### Task statement
Check each line of the records below for the word "Company" and copy those where it appears.

### Provided entries
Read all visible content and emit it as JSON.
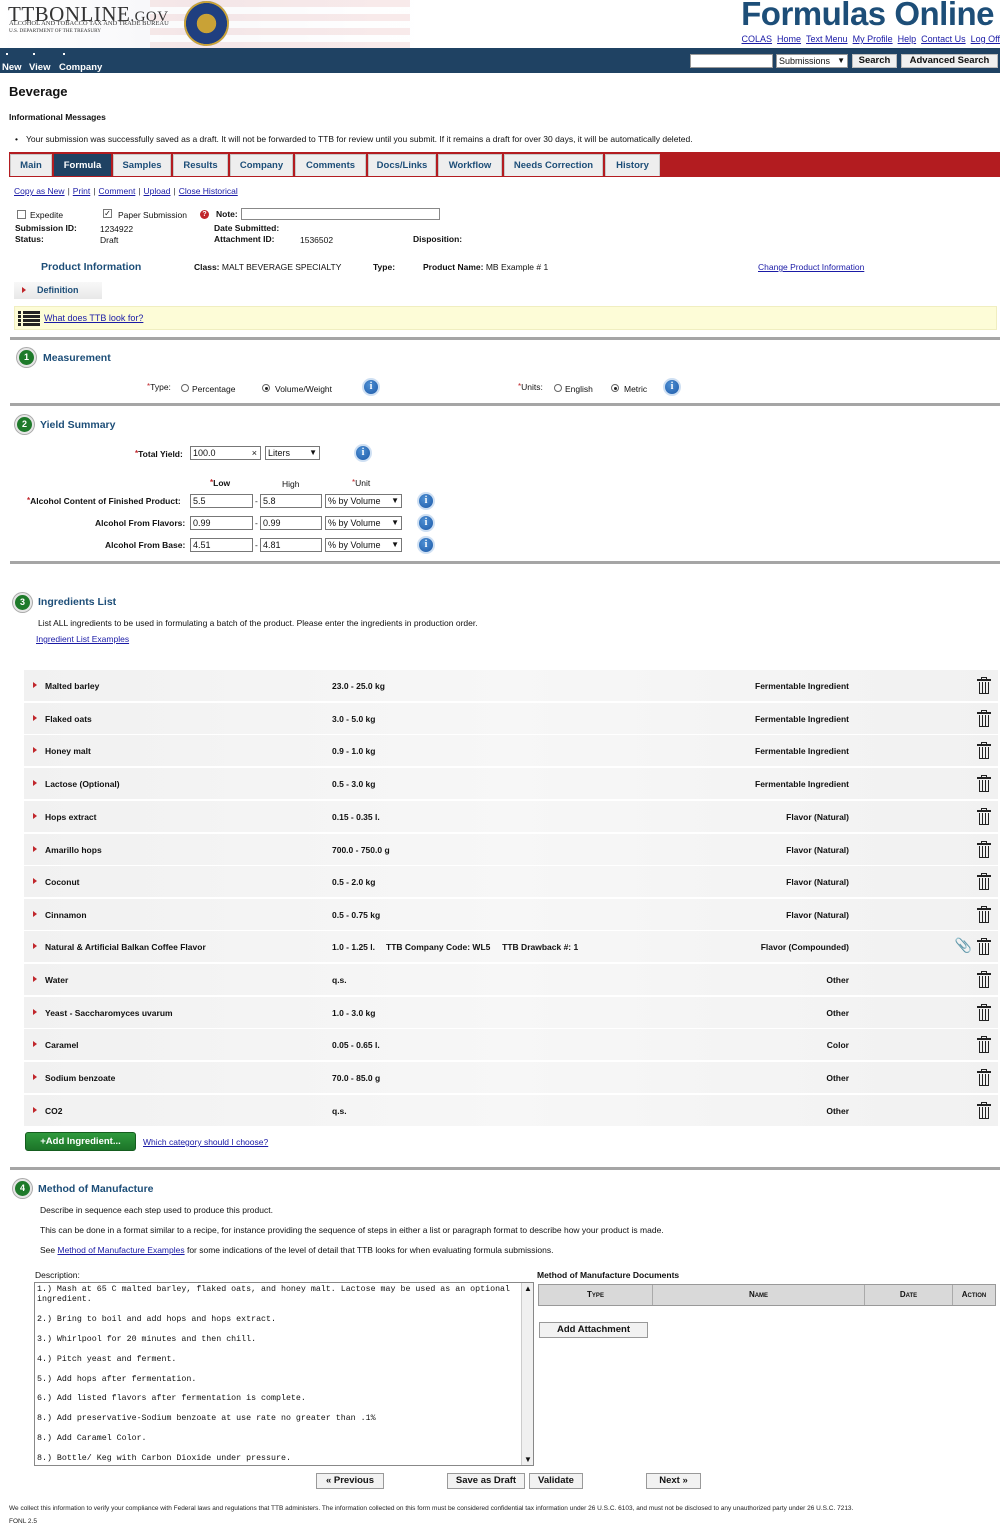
{
  "header": {
    "logo_main": "TTBONLINE",
    "logo_gov": ".GOV",
    "logo_sub1": "ALCOHOL AND TOBACCO TAX AND TRADE BUREAU",
    "logo_sub2": "U.S. DEPARTMENT OF THE TREASURY",
    "app_title": "Formulas Online",
    "links": [
      "COLAS",
      "Home",
      "Text Menu",
      "My Profile",
      "Help",
      "Contact Us",
      "Log Off"
    ]
  },
  "nav": {
    "items": [
      "New",
      "View",
      "Company"
    ],
    "search_value": "",
    "search_scope": "Submissions",
    "search_label": "Search",
    "advanced_label": "Advanced Search"
  },
  "page": {
    "title": "Beverage",
    "messages_heading": "Informational Messages",
    "message": "Your submission was successfully saved as a draft. It will not be forwarded to TTB for review until you submit. If it remains a draft for over 30 days, it will be automatically deleted."
  },
  "tabs": [
    "Main",
    "Formula",
    "Samples",
    "Results",
    "Company",
    "Comments",
    "Docs/Links",
    "Workflow",
    "Needs Correction",
    "History"
  ],
  "action_links": [
    "Copy as New",
    "Print",
    "Comment",
    "Upload",
    "Close Historical"
  ],
  "submission": {
    "expedite_label": "Expedite",
    "expedite_checked": false,
    "paper_label": "Paper Submission",
    "paper_checked": true,
    "note_label": "Note:",
    "note_value": "",
    "submission_id_label": "Submission ID:",
    "submission_id": "1234922",
    "status_label": "Status:",
    "status": "Draft",
    "date_submitted_label": "Date Submitted:",
    "date_submitted": "",
    "attachment_id_label": "Attachment ID:",
    "attachment_id": "1536502",
    "disposition_label": "Disposition:",
    "disposition": ""
  },
  "product": {
    "title": "Product Information",
    "class_label": "Class:",
    "class_value": "MALT BEVERAGE SPECIALTY",
    "type_label": "Type:",
    "type_value": "",
    "name_label": "Product Name:",
    "name_value": "MB Example # 1",
    "change_link": "Change Product Information",
    "definition_label": "Definition",
    "hint_link": "What does TTB look for?"
  },
  "measurement": {
    "number": "1",
    "title": "Measurement",
    "type_label": "Type:",
    "type_options": [
      "Percentage",
      "Volume/Weight"
    ],
    "type_selected": "Volume/Weight",
    "units_label": "Units:",
    "units_options": [
      "English",
      "Metric"
    ],
    "units_selected": "Metric"
  },
  "yield": {
    "number": "2",
    "title": "Yield Summary",
    "total_label": "Total Yield:",
    "total_value": "100.0",
    "total_unit": "Liters",
    "col_low": "Low",
    "col_high": "High",
    "col_unit": "Unit",
    "rows": [
      {
        "label": "Alcohol Content of Finished Product:",
        "low": "5.5",
        "high": "5.8",
        "unit": "% by Volume"
      },
      {
        "label": "Alcohol From Flavors:",
        "low": "0.99",
        "high": "0.99",
        "unit": "% by Volume"
      },
      {
        "label": "Alcohol From Base:",
        "low": "4.51",
        "high": "4.81",
        "unit": "% by Volume"
      }
    ]
  },
  "ingredients": {
    "number": "3",
    "title": "Ingredients List",
    "instructions": "List ALL ingredients to be used in formulating a batch of the product. Please enter the ingredients in production order.",
    "examples_link": "Ingredient List Examples",
    "items": [
      {
        "name": "Malted barley",
        "qty": "23.0 - 25.0 kg",
        "extra": "",
        "category": "Fermentable Ingredient"
      },
      {
        "name": "Flaked oats",
        "qty": "3.0 - 5.0 kg",
        "extra": "",
        "category": "Fermentable Ingredient"
      },
      {
        "name": "Honey malt",
        "qty": "0.9 - 1.0 kg",
        "extra": "",
        "category": "Fermentable Ingredient"
      },
      {
        "name": "Lactose (Optional)",
        "qty": "0.5 - 3.0 kg",
        "extra": "",
        "category": "Fermentable Ingredient"
      },
      {
        "name": "Hops extract",
        "qty": "0.15 - 0.35 l.",
        "extra": "",
        "category": "Flavor (Natural)"
      },
      {
        "name": "Amarillo hops",
        "qty": "700.0 - 750.0 g",
        "extra": "",
        "category": "Flavor (Natural)"
      },
      {
        "name": "Coconut",
        "qty": "0.5 - 2.0 kg",
        "extra": "",
        "category": "Flavor (Natural)"
      },
      {
        "name": "Cinnamon",
        "qty": "0.5 - 0.75 kg",
        "extra": "",
        "category": "Flavor (Natural)"
      },
      {
        "name": "Natural & Artificial Balkan Coffee Flavor",
        "qty": "1.0 - 1.25 l.",
        "extra": "TTB Company Code: WL5     TTB Drawback #: 1",
        "category": "Flavor (Compounded)"
      },
      {
        "name": "Water",
        "qty": "q.s.",
        "extra": "",
        "category": "Other"
      },
      {
        "name": "Yeast - Saccharomyces uvarum",
        "qty": "1.0 - 3.0 kg",
        "extra": "",
        "category": "Other"
      },
      {
        "name": "Caramel",
        "qty": "0.05 - 0.65 l.",
        "extra": "",
        "category": "Color"
      },
      {
        "name": "Sodium benzoate",
        "qty": "70.0 - 85.0 g",
        "extra": "",
        "category": "Other"
      },
      {
        "name": "CO2",
        "qty": "q.s.",
        "extra": "",
        "category": "Other"
      }
    ],
    "add_label": "+Add Ingredient...",
    "which_link": "Which category should I choose?"
  },
  "method": {
    "number": "4",
    "title": "Method of Manufacture",
    "intro1": "Describe in sequence each step used to produce this product.",
    "intro2": "This can be done in a format similar to a recipe, for instance providing the sequence of steps in either a list or paragraph format to describe how your product is made.",
    "intro3_pre": "See ",
    "intro3_link": "Method of Manufacture Examples",
    "intro3_post": " for some indications of the level of detail that TTB looks for when evaluating formula submissions.",
    "description_label": "Description:",
    "description_lines": [
      "1.) Mash at 65 C malted barley, flaked oats, and honey malt. Lactose may be used as an optional ingredient.",
      "2.) Bring to boil and add hops and hops extract.",
      "3.) Whirlpool for 20 minutes and then chill.",
      "4.) Pitch yeast and ferment.",
      "5.) Add hops after fermentation.",
      "6.) Add listed flavors after fermentation is complete.",
      "8.) Add preservative-Sodium benzoate at use rate no greater than .1%",
      "8.) Add Caramel Color.",
      "8.) Bottle/ Keg with Carbon Dioxide under pressure."
    ],
    "docs_title": "Method of Manufacture Documents",
    "docs_columns": [
      "Type",
      "Name",
      "Date",
      "Action"
    ],
    "add_attachment": "Add Attachment"
  },
  "buttons": {
    "previous": "« Previous",
    "save_draft": "Save as Draft",
    "validate": "Validate",
    "next": "Next »"
  },
  "footer": {
    "text": "We collect this information to verify your compliance with Federal laws and regulations that TTB administers. The information collected on this form must be considered confidential tax information under 26 U.S.C. 6103, and must not be disclosed to any unauthorized party under 26 U.S.C. 7213.",
    "code": "FONL 2.5"
  },
  "colors": {
    "brand_blue": "#1d4e78",
    "nav_bg": "#1f4263",
    "tab_bar_red": "#b31c20",
    "section_green": "#1e7a2a",
    "hint_yellow": "#fdfcd7"
  }
}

### Exercise response
      "Company"
    "Company",
        "extra": "TTB Company Code: WL5     TTB Drawback #: 1",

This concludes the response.